*** Opening of Data for review ***

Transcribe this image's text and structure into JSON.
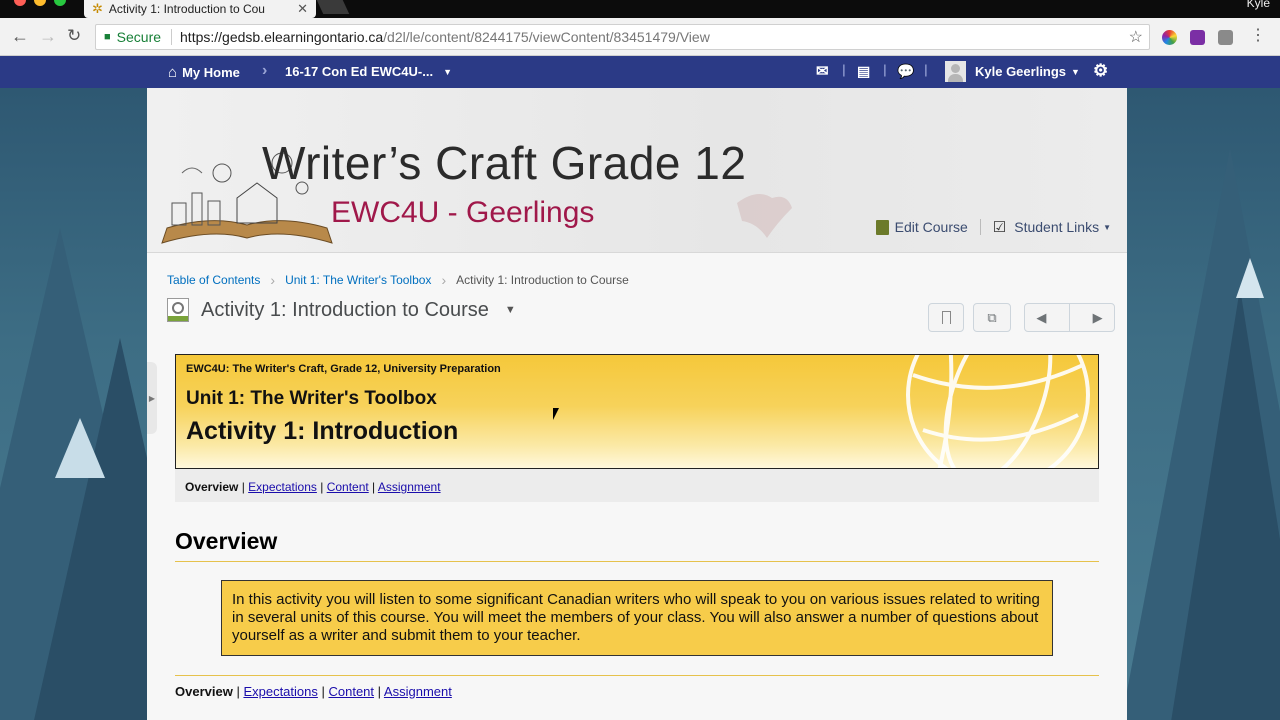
{
  "browser": {
    "tab_title": "Activity 1: Introduction to Cou",
    "user": "Kyle",
    "secure_label": "Secure",
    "url_base": "https://gedsb.elearningontario.ca",
    "url_path": "/d2l/le/content/8244175/viewContent/83451479/View"
  },
  "navbar": {
    "home_label": "My Home",
    "course_label": "16-17 Con Ed EWC4U-...",
    "user_name": "Kyle Geerlings"
  },
  "banner": {
    "title": "Writer’s Craft Grade 12",
    "subtitle": "EWC4U - Geerlings",
    "edit_course": "Edit Course",
    "student_links": "Student Links"
  },
  "breadcrumb": {
    "items": [
      "Table of Contents",
      "Unit 1: The Writer's Toolbox",
      "Activity 1: Introduction to Course"
    ]
  },
  "activity": {
    "title": "Activity 1: Introduction to Course"
  },
  "content": {
    "course_line": "EWC4U: The Writer's Craft, Grade 12, University Preparation",
    "unit": "Unit 1: The Writer's Toolbox",
    "activity": "Activity 1: Introduction",
    "tabs": {
      "overview": "Overview",
      "expectations": "Expectations",
      "content": "Content",
      "assignment": "Assignment",
      "separator": " | "
    },
    "overview_heading": "Overview",
    "overview_text": "In this activity you will listen to some significant Canadian writers who will speak to you on various issues related to writing in several units of this course. You will meet the members of your class. You will also answer a number of questions about yourself as a writer and submit them to your teacher."
  },
  "colors": {
    "navbar": "#2b3a86",
    "highlight_box": "#f7cc4a",
    "link": "#006fbf",
    "subtitle": "#a0184a"
  }
}
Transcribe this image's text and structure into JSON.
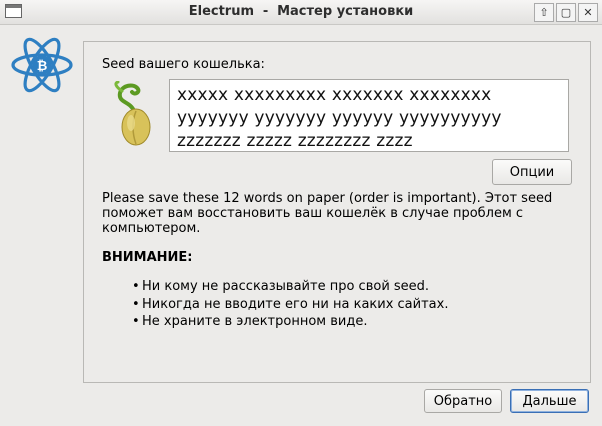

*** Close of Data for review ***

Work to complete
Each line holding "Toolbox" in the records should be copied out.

Solution to this problem
      "Unit 1: The Writer's Toolbox",
    "unit": "Unit 1: The Writer's Toolbox",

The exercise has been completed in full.